Linda Healy puts switches on a board at Universal Avionics. The firm’s new parent says Universal will keep its management and workforce.

Tucson-based Universal Avionics Systems Corp. has been acquired by Israeli defense giant Elbit in a deal worth about $120 million.

The privately owned Universal Avionics is now a wholly owned subsidiary of Elbit Systems Ltd., which is publicly traded on the Nasdaq Stock Exchange as well as on the Tel Aviv Stock Exchange.

In a news release, Elbit said that Universal Avionics’ business will continue to operate with the same management and workforce and under the same name.

The company did not immediately respond to a request for its current employee count.

Universal employed about 222 full-time equivalent workers locally as of 2016, according to data reported to the Pima Association of Governments.

Universal will lead commercial sales in North America for Elbit Systems’ Aerospace Division’s commercial aviation business line, the company said.

“Combining our product offering with Elbit Systems’ strengthens our position in the market,” Universal CEO Paul DeHerrera said.

Based in Haifa, Elbit is a major international supplier of electronics for the defense and commercial aerospace markets, with more than $3 billion in annual revenue and more than 12,000 employees worldwide.

Universal Avionics, which moved its headquarters to Tucson from California in 1988, makes avionics, such as flight-management systems and data recorders, mainly to retrofit aircraft ranging from small business jets to regional airliners.

The deal will combine Elbit’s head-up display products, which superimpose data on an aircraft’s windshields, with Univeral’s panel-mounted display offerings to provide “a fully integrated ‘heads-up’ and ‘heads-down’ experience for pilots,” DeHerrera said.

The company says it has more than a third of its workers at its corporate site near Tucson International Airport, which houses manufacturing, product and customer support, flight test, certification and sales and marketing operations.

Besides Tucson, the company has sites in Wichita, Kansas; Duluth, Georgia; and Redmond, Washington; as well as sales offices in Switzerland and Singapore.

The company was founded in 1980 by Hubert L. Naimer, who came up with plans for a “master navigation system” that led to the development of the world’s first aircraft flight-management system in 1982.

Universal now offers a line of avionics, including communications management units, radio controls, terrain-awareness warning systems, “synthetic vision” 3-D displays, and cockpit voice recorders.

After years of growth, Universal Avionics occupies nearly 165,000 square feet of industrial and office space at 3260 E. Universal Way, near South Country Club and East Valencia Roads.

The company also conducts flight testing using two business aircraft based at a hangar facility at TIA.

Contact senior reporter David Wichner at dwichner@tucson.com or 573-4181. On Twitter: @dwichner.

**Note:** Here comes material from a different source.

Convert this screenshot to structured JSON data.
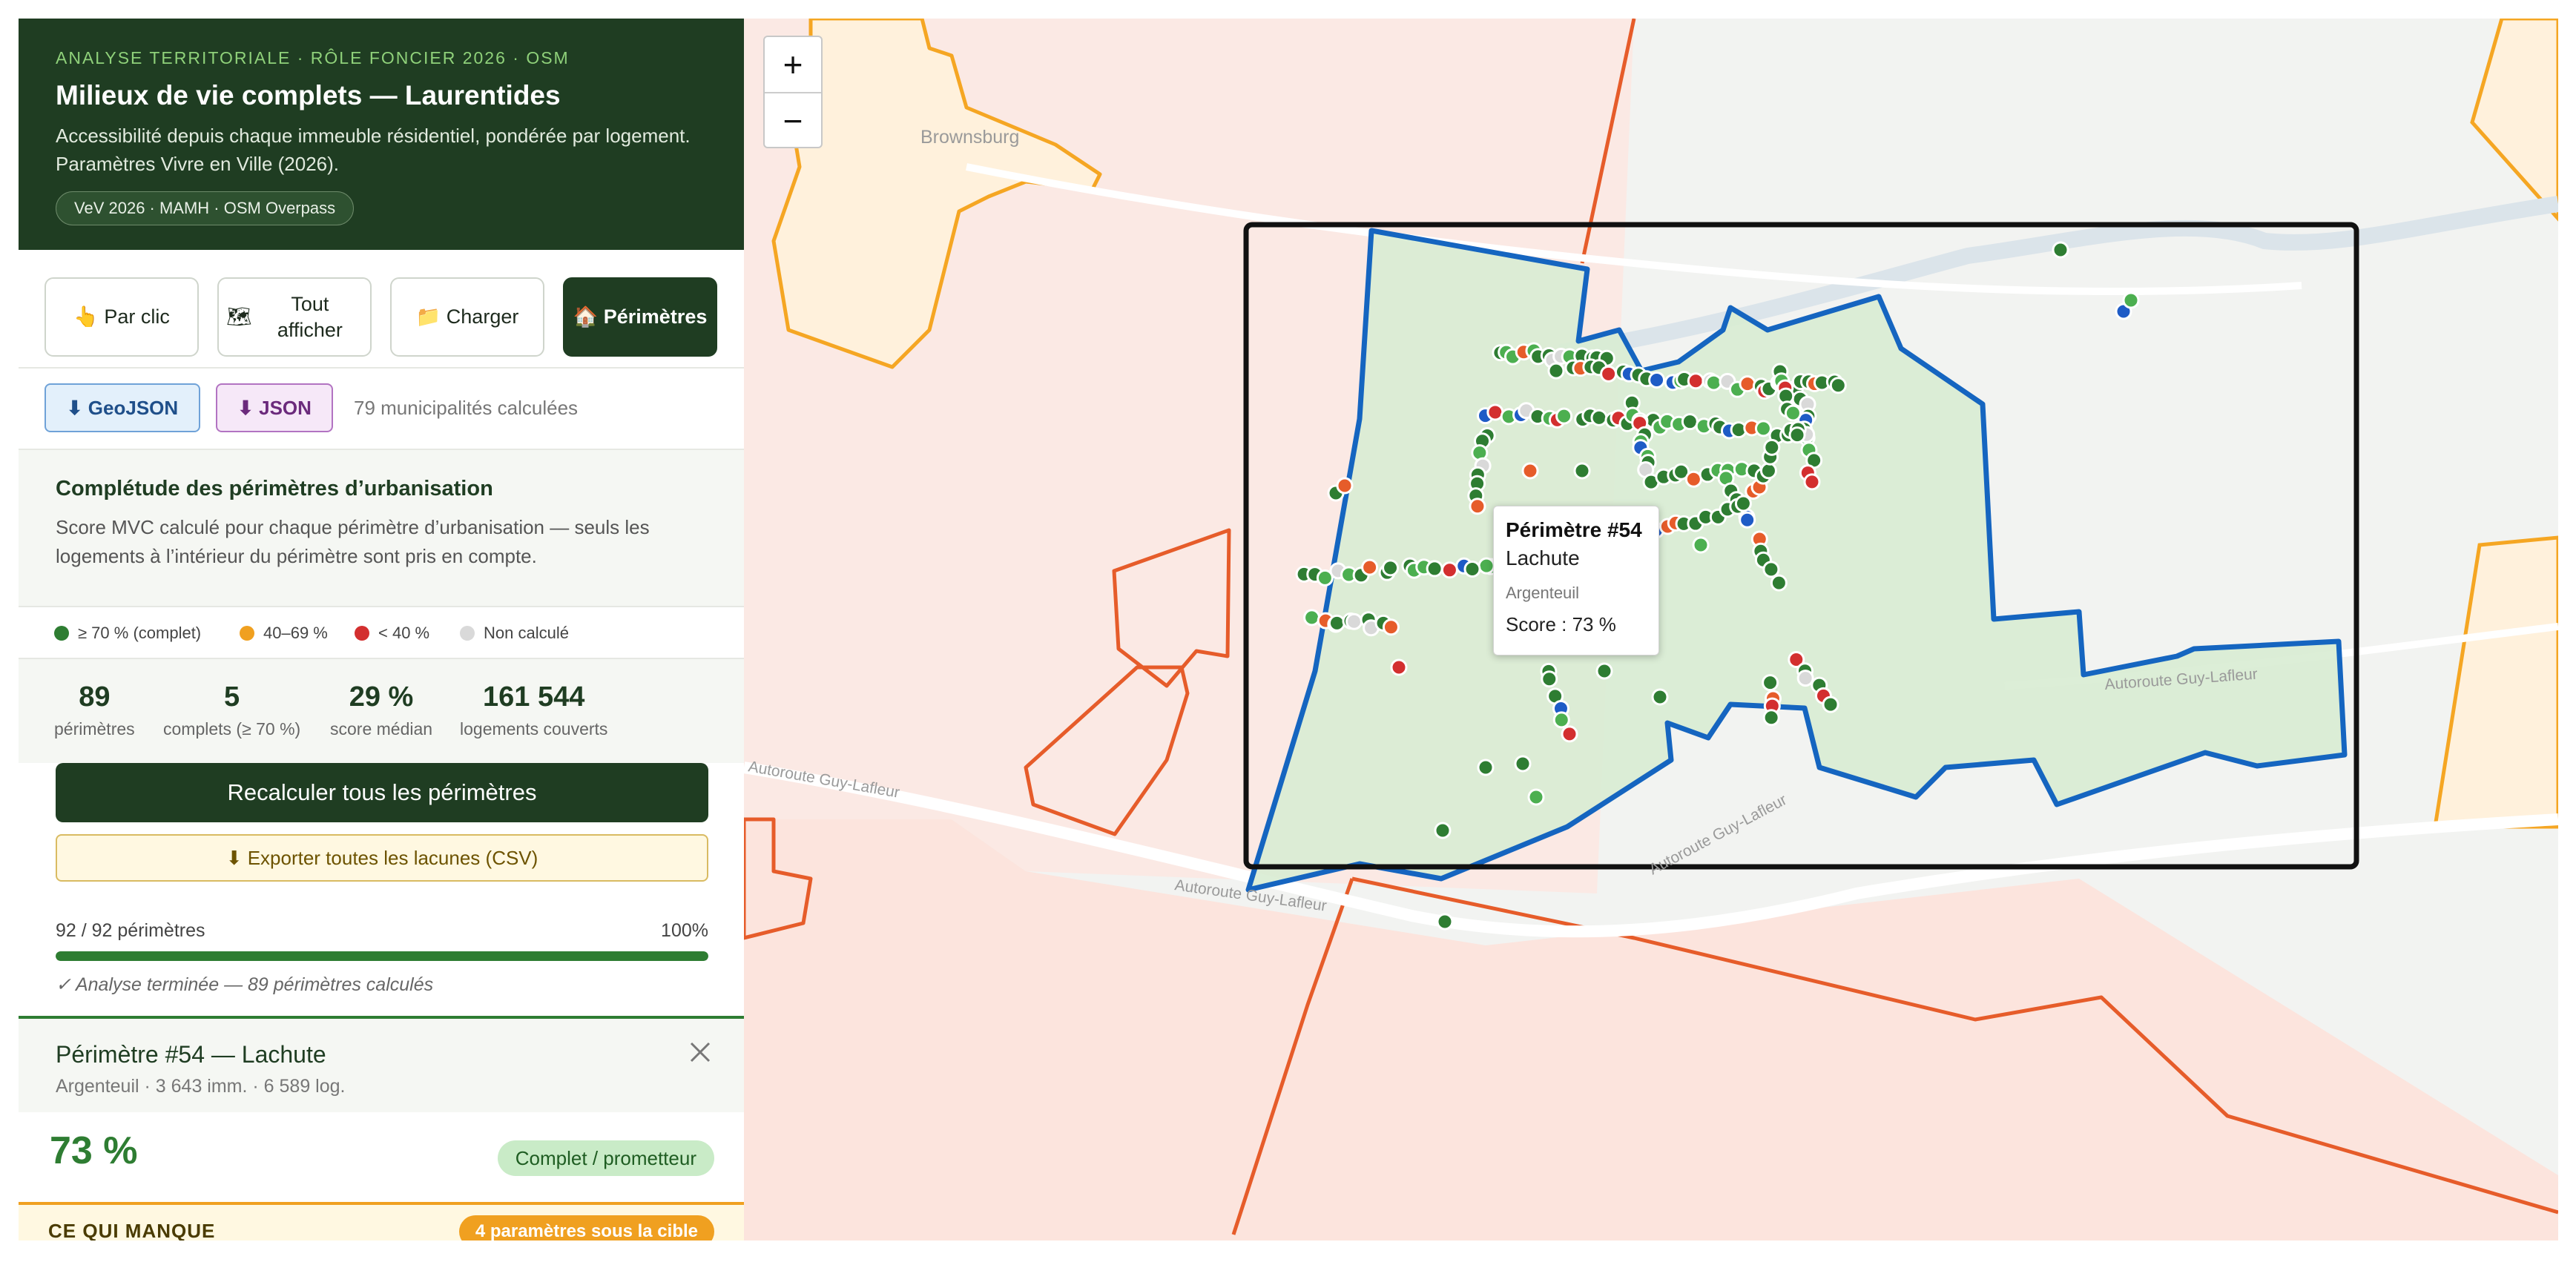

On Facebook: Facebook.com/DailyStarBiz

Senior reporter covering business and technology for the Arizona Daily Star/Tucson.com